» Task to carry out
Using the material that follows, work out how many lines include the word "nibh". Your answer should be that number only.
══════════
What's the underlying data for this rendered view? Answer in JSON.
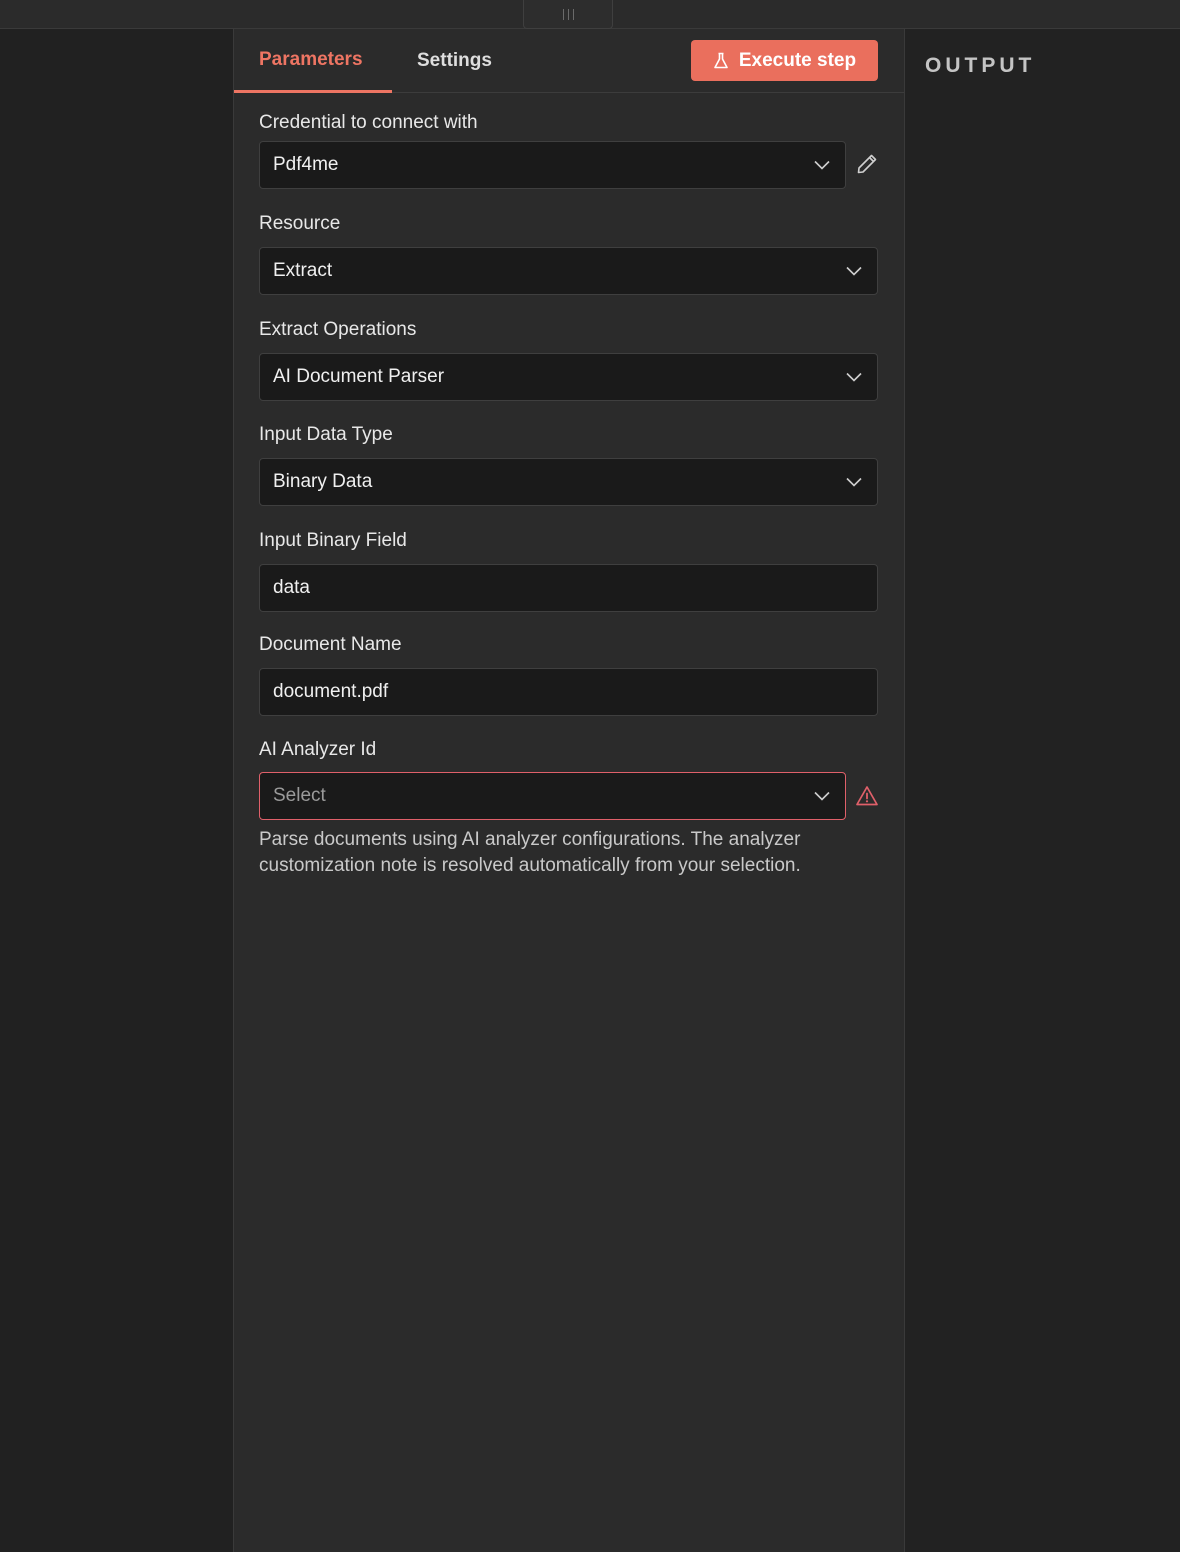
{
  "tabs": {
    "parameters": "Parameters",
    "settings": "Settings"
  },
  "execute_button": "Execute step",
  "fields": {
    "credential": {
      "label": "Credential to connect with",
      "value": "Pdf4me"
    },
    "resource": {
      "label": "Resource",
      "value": "Extract"
    },
    "operation": {
      "label": "Extract Operations",
      "value": "AI Document Parser"
    },
    "input_type": {
      "label": "Input Data Type",
      "value": "Binary Data"
    },
    "binary_field": {
      "label": "Input Binary Field",
      "value": "data"
    },
    "document_name": {
      "label": "Document Name",
      "value": "document.pdf"
    },
    "analyzer_id": {
      "label": "AI Analyzer Id",
      "placeholder": "Select"
    }
  },
  "hint": "Parse documents using AI analyzer configurations. The analyzer customization note is resolved automatically from your selection.",
  "output": {
    "title": "OUTPUT"
  },
  "colors": {
    "accent": "#ea6f5d",
    "error": "#e0606a",
    "panel": "#2b2b2b",
    "background": "#212121"
  },
  "icons": {
    "credential_edit": "pencil-icon",
    "analyzer_warning": "warning-triangle-icon",
    "execute": "flask-icon",
    "dropdown": "chevron-down-icon"
  }
}
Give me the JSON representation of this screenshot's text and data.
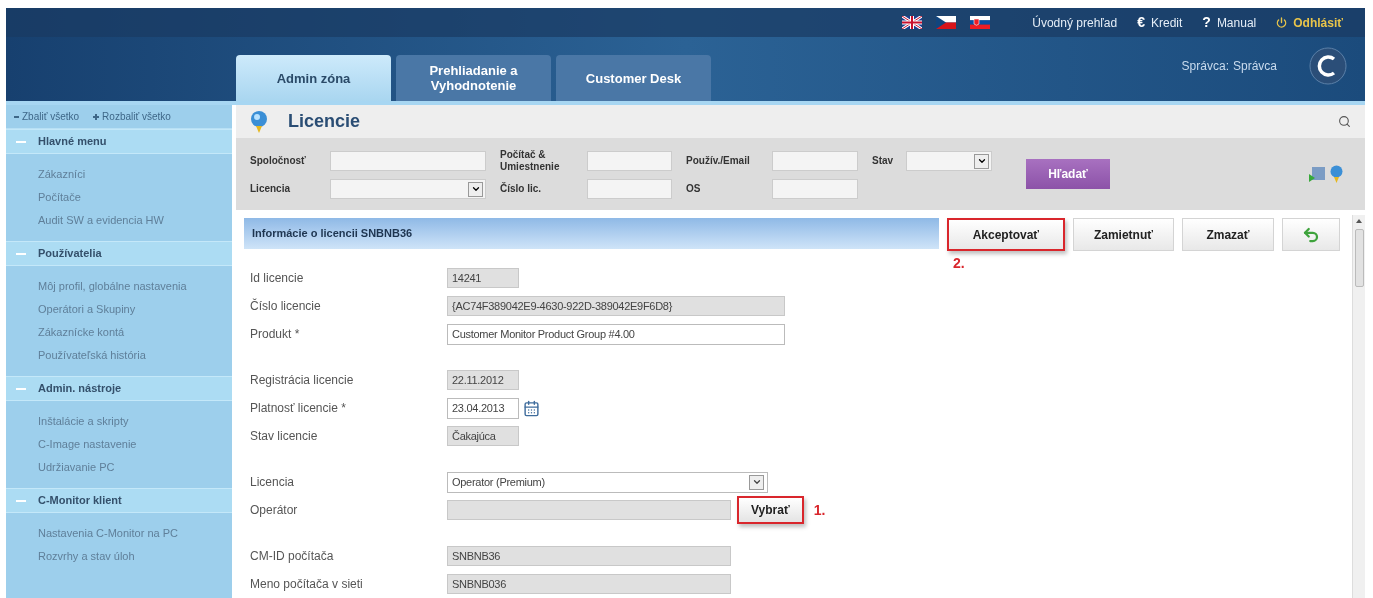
{
  "header": {
    "top_links": [
      {
        "kind": "home",
        "label": "Úvodný prehľad"
      },
      {
        "kind": "credit",
        "icon": "€",
        "label": "Kredit"
      },
      {
        "kind": "help",
        "icon": "?",
        "label": "Manual"
      },
      {
        "kind": "logout",
        "label": "Odhlásiť"
      }
    ],
    "tabs": [
      {
        "label": "Admin zóna",
        "selected": true
      },
      {
        "label": "Prehliadanie a Vyhodnotenie",
        "selected": false
      },
      {
        "label": "Customer Desk",
        "selected": false
      }
    ],
    "user": {
      "role": "Správca:",
      "name": "Správca"
    }
  },
  "sidebar": {
    "collapse_all": "Zbaliť všetko",
    "expand_all": "Rozbaliť všetko",
    "sections": [
      {
        "title": "Hlavné menu",
        "expanded": true,
        "items": [
          "Zákazníci",
          "Počítače",
          "Audit SW a evidencia HW"
        ]
      },
      {
        "title": "Používatelia",
        "expanded": true,
        "items": [
          "Môj profil, globálne nastavenia",
          "Operátori a Skupiny",
          "Zákaznícke kontá",
          "Používateľská história"
        ]
      },
      {
        "title": "Admin. nástroje",
        "expanded": true,
        "items": [
          "Inštalácie a skripty",
          "C-Image nastavenie",
          "Udržiavanie PC"
        ]
      },
      {
        "title": "C-Monitor klient",
        "expanded": true,
        "items": [
          "Nastavenia C-Monitor na PC",
          "Rozvrhy a stav úloh"
        ]
      }
    ]
  },
  "page": {
    "title": "Licencie",
    "filters": [
      {
        "label": "Spoločnosť",
        "kind": "text"
      },
      {
        "label": "Počítač & Umiestnenie",
        "kind": "text"
      },
      {
        "label": "Použív./Email",
        "kind": "text"
      },
      {
        "label": "Stav",
        "kind": "select"
      },
      {
        "label": "Licencia",
        "kind": "select"
      },
      {
        "label": "Číslo lic.",
        "kind": "text"
      },
      {
        "label": "OS",
        "kind": "text"
      }
    ],
    "search_button": "Hľadať",
    "detail": {
      "title": "Informácie o licencii SNBNB36",
      "actions": [
        {
          "kind": "text",
          "label": "Akceptovať",
          "highlighted": true,
          "annotation": "2."
        },
        {
          "kind": "text",
          "label": "Zamietnuť",
          "highlighted": false
        },
        {
          "kind": "text",
          "label": "Zmazať",
          "highlighted": false
        },
        {
          "kind": "back",
          "highlighted": false
        }
      ],
      "groups": [
        [
          {
            "label": "Id licencie",
            "kind": "short",
            "value": "14241"
          },
          {
            "label": "Číslo licencie",
            "kind": "wide",
            "value": "{AC74F389042E9-4630-922D-389042E9F6D8}"
          },
          {
            "label": "Produkt *",
            "kind": "text",
            "value": "Customer Monitor Product Group #4.00"
          }
        ],
        [
          {
            "label": "Registrácia licencie",
            "kind": "short",
            "value": "22.11.2012"
          },
          {
            "label": "Platnosť licencie *",
            "kind": "date",
            "value": "23.04.2013"
          },
          {
            "label": "Stav licencie",
            "kind": "short",
            "value": "Čakajúca"
          }
        ],
        [
          {
            "label": "Licencia",
            "kind": "select",
            "value": "Operator (Premium)"
          },
          {
            "label": "Operátor",
            "kind": "picker",
            "button": "Vybrať",
            "highlighted": true,
            "annotation": "1."
          }
        ],
        [
          {
            "label": "CM-ID počítača",
            "kind": "medium",
            "value": "SNBNB36"
          },
          {
            "label": "Meno počítača v sieti",
            "kind": "medium",
            "value": "SNBNB036"
          }
        ]
      ]
    }
  }
}
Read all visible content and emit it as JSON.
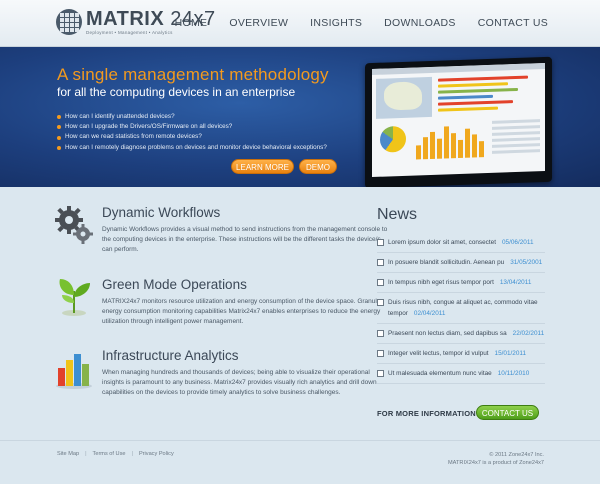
{
  "header": {
    "logo_name": "MATRIX",
    "logo_suffix": "24x7",
    "logo_tagline": "Deployment  •  Management  •  Analytics",
    "nav": [
      "HOME",
      "OVERVIEW",
      "INSIGHTS",
      "DOWNLOADS",
      "CONTACT US"
    ]
  },
  "hero": {
    "title": "A single management methodology",
    "subtitle": "for all the computing devices in an enterprise",
    "bullets": [
      "How can I identify unattended devices?",
      "How can I upgrade the Drivers/OS/Firmware on all devices?",
      "How can we read statistics  from remote devices?",
      "How can I remotely diagnose problems on devices and monitor device behavioral exceptions?"
    ],
    "learn_more": "LEARN MORE",
    "demo": "DEMO"
  },
  "features": [
    {
      "title": "Dynamic Workflows",
      "desc": "Dynamic Workflows provides a visual method to send instructions from the management console to the computing devices in the enterprise. These instructions will be the different tasks the device/s can perform."
    },
    {
      "title": "Green Mode Operations",
      "desc": "MATRIX24x7 monitors resource utilization and energy consumption of the device space. Granular energy consumption monitoring capabilities Matrix24x7 enables enterprises to reduce the energy utilization through intelligent power management."
    },
    {
      "title": "Infrastructure Analytics",
      "desc": "When managing hundreds and thousands of devices; being able to visualize their operational insights is paramount to any business. Matrix24x7 provides visually rich analytics and drill down capabilities on the devices to provide timely analytics to solve business challenges."
    }
  ],
  "news": {
    "title": "News",
    "items": [
      {
        "text": "Lorem ipsum dolor sit amet, consectet",
        "date": "05/06/2011"
      },
      {
        "text": "In posuere blandit sollicitudin. Aenean pu",
        "date": "31/05/2001"
      },
      {
        "text": "In tempus nibh eget risus tempor port",
        "date": "13/04/2011"
      },
      {
        "text": "Duis risus nibh, congue at aliquet ac, commodo vitae tempor",
        "date": "02/04/2011"
      },
      {
        "text": "Praesent non lectus diam, sed dapibus sa",
        "date": "22/02/2011"
      },
      {
        "text": "Integer velit lectus, tempor id vulput",
        "date": "15/01/2011"
      },
      {
        "text": "Ut malesuada elementum nunc vitae",
        "date": "10/11/2010"
      }
    ],
    "more_label": "FOR MORE INFORMATION",
    "contact_button": "CONTACT US"
  },
  "footer": {
    "links": [
      "Site Map",
      "Terms of Use",
      "Privacy Policy"
    ],
    "copyright_line1": "© 2011 Zone24x7 Inc.",
    "copyright_line2": "MATRIX24x7 is a product of Zone24x7"
  },
  "colors": {
    "accent_orange": "#f39a1e",
    "hero_blue": "#1d3f7e",
    "link_blue": "#3d8fd1",
    "green_button": "#4f9e1a"
  }
}
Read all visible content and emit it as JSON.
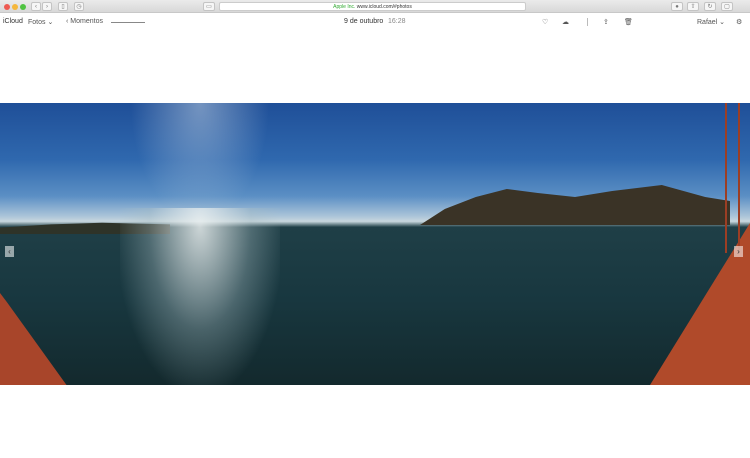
{
  "browser": {
    "url_company": "Apple Inc.",
    "url": "www.icloud.com/#photos"
  },
  "app": {
    "brand": "iCloud",
    "section": "Fotos",
    "back_label": "Momentos",
    "date": "9 de outubro",
    "time": "16:28",
    "user": "Rafael"
  },
  "icons": [
    "heart-icon",
    "cloud-download-icon",
    "share-icon",
    "trash-icon",
    "help-icon",
    "chevron-left-icon",
    "chevron-right-icon"
  ],
  "colors": {
    "url_lock": "#33aa33",
    "toolbar_text": "#555555"
  }
}
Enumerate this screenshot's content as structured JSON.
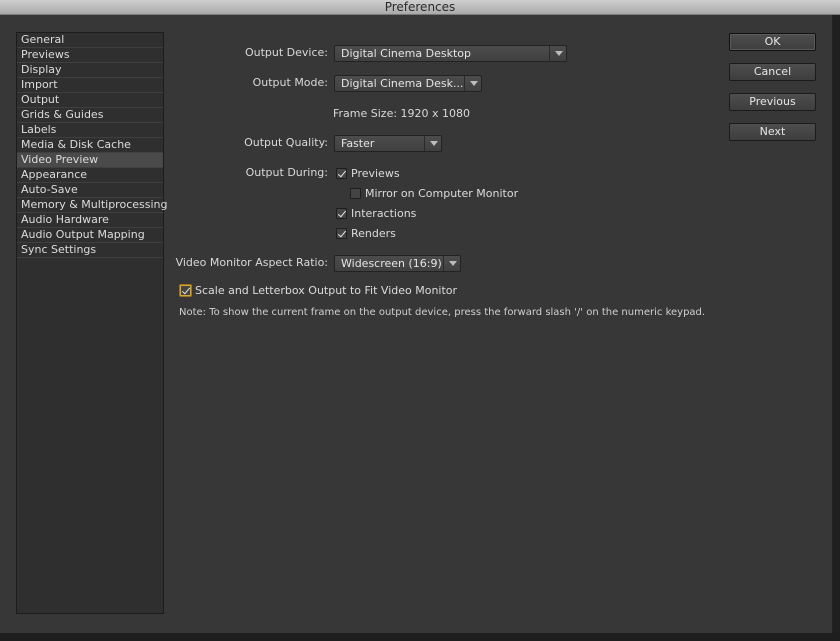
{
  "window": {
    "title": "Preferences"
  },
  "sidebar": {
    "items": [
      {
        "label": "General",
        "active": false
      },
      {
        "label": "Previews",
        "active": false
      },
      {
        "label": "Display",
        "active": false
      },
      {
        "label": "Import",
        "active": false
      },
      {
        "label": "Output",
        "active": false
      },
      {
        "label": "Grids & Guides",
        "active": false
      },
      {
        "label": "Labels",
        "active": false
      },
      {
        "label": "Media & Disk Cache",
        "active": false
      },
      {
        "label": "Video Preview",
        "active": true
      },
      {
        "label": "Appearance",
        "active": false
      },
      {
        "label": "Auto-Save",
        "active": false
      },
      {
        "label": "Memory & Multiprocessing",
        "active": false
      },
      {
        "label": "Audio Hardware",
        "active": false
      },
      {
        "label": "Audio Output Mapping",
        "active": false
      },
      {
        "label": "Sync Settings",
        "active": false
      }
    ]
  },
  "form": {
    "output_device_label": "Output Device:",
    "output_device_value": "Digital Cinema Desktop",
    "output_mode_label": "Output Mode:",
    "output_mode_value": "Digital Cinema Desk...",
    "frame_size_text": "Frame Size:  1920 x 1080",
    "output_quality_label": "Output Quality:",
    "output_quality_value": "Faster",
    "output_during_label": "Output During:",
    "previews_label": "Previews",
    "previews_checked": true,
    "mirror_label": "Mirror on Computer Monitor",
    "mirror_checked": false,
    "interactions_label": "Interactions",
    "interactions_checked": true,
    "renders_label": "Renders",
    "renders_checked": true,
    "aspect_ratio_label": "Video Monitor Aspect Ratio:",
    "aspect_ratio_value": "Widescreen (16:9)",
    "scale_label": "Scale and Letterbox Output to Fit Video Monitor",
    "scale_checked": true,
    "note": "Note: To show the current frame on the output device, press the forward slash '/' on the numeric keypad."
  },
  "buttons": {
    "ok": "OK",
    "cancel": "Cancel",
    "previous": "Previous",
    "next": "Next"
  },
  "colors": {
    "focus_accent": "#d8a831"
  }
}
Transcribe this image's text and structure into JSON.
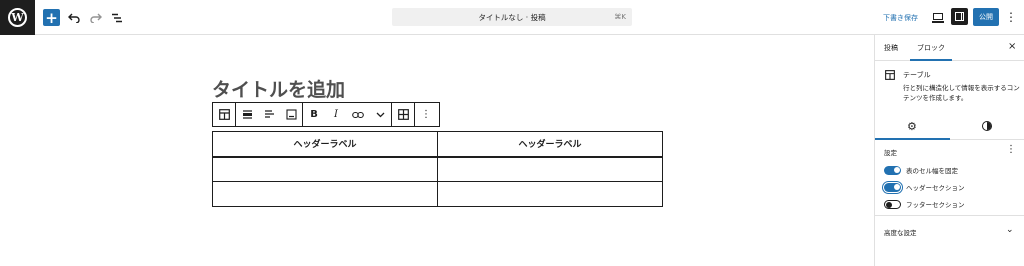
{
  "header": {
    "logo_letter": "W",
    "add_icon": "plus-icon",
    "undo_icon": "undo-icon",
    "redo_icon": "redo-icon",
    "list_view_icon": "list-view-icon",
    "command_bar": {
      "title": "タイトルなし · 投稿",
      "shortcut": "⌘K"
    },
    "save_draft_label": "下書き保存",
    "publish_label": "公開",
    "accent_color": "#2271b1"
  },
  "editor": {
    "title_placeholder": "タイトルを追加",
    "block_toolbar": {
      "groups": [
        [
          "table-icon"
        ],
        [
          "align-icon",
          "justify-icon",
          "caption-icon"
        ],
        [
          "bold-icon",
          "italic-icon",
          "link-icon",
          "more-rich-text-icon"
        ],
        [
          "edit-table-icon"
        ],
        [
          "options-icon"
        ]
      ],
      "bold_glyph": "B",
      "italic_glyph": "I"
    },
    "table": {
      "headers": [
        "ヘッダーラベル",
        "ヘッダーラベル"
      ],
      "rows": [
        [
          "",
          ""
        ],
        [
          "",
          ""
        ]
      ]
    }
  },
  "sidebar": {
    "tabs": [
      "投稿",
      "ブロック"
    ],
    "active_tab": "ブロック",
    "block_card": {
      "title": "テーブル",
      "description": "行と列に構造化して情報を表示するコンテンツを作成します。"
    },
    "settings_heading": "設定",
    "toggles": [
      {
        "label": "表のセル幅を固定",
        "on": true
      },
      {
        "label": "ヘッダーセクション",
        "on": true
      },
      {
        "label": "フッターセクション",
        "on": false
      }
    ],
    "advanced_label": "高度な設定"
  }
}
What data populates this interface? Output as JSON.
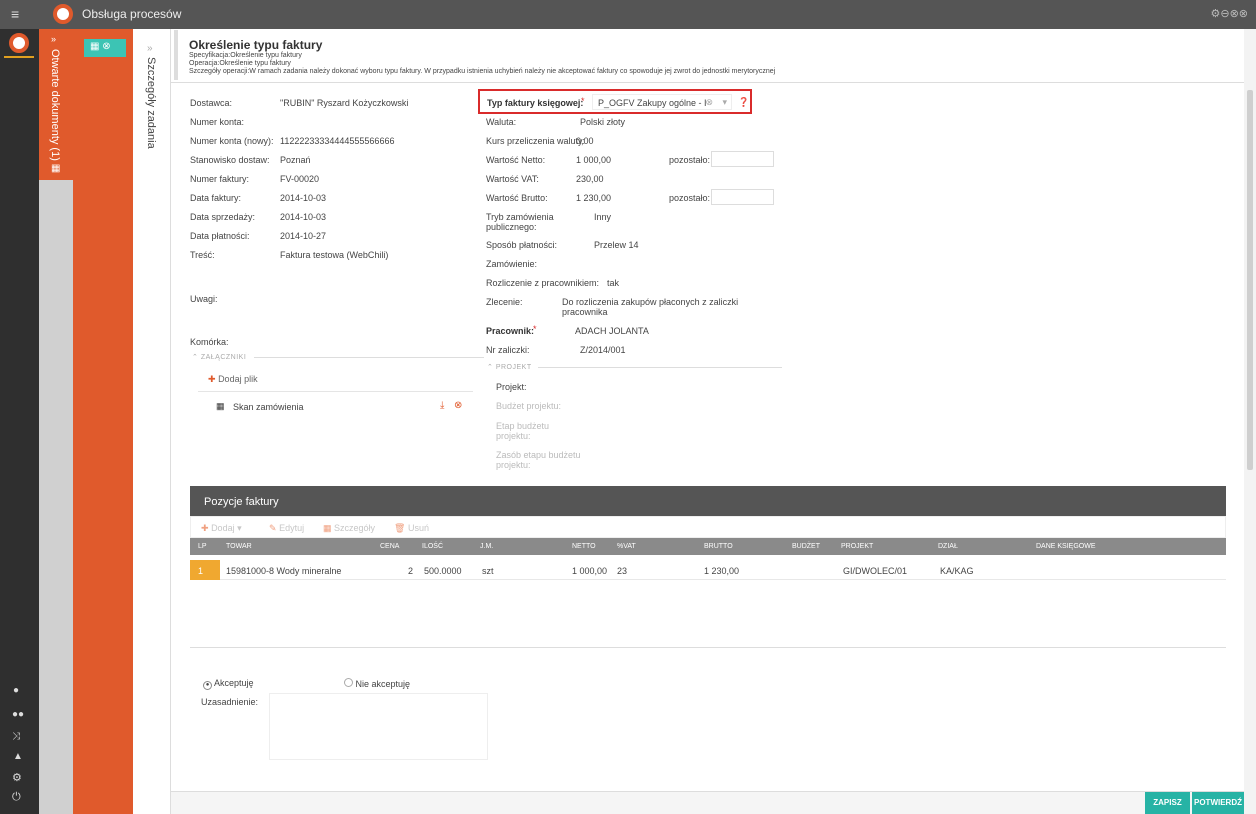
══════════
» Solution to the exercise
2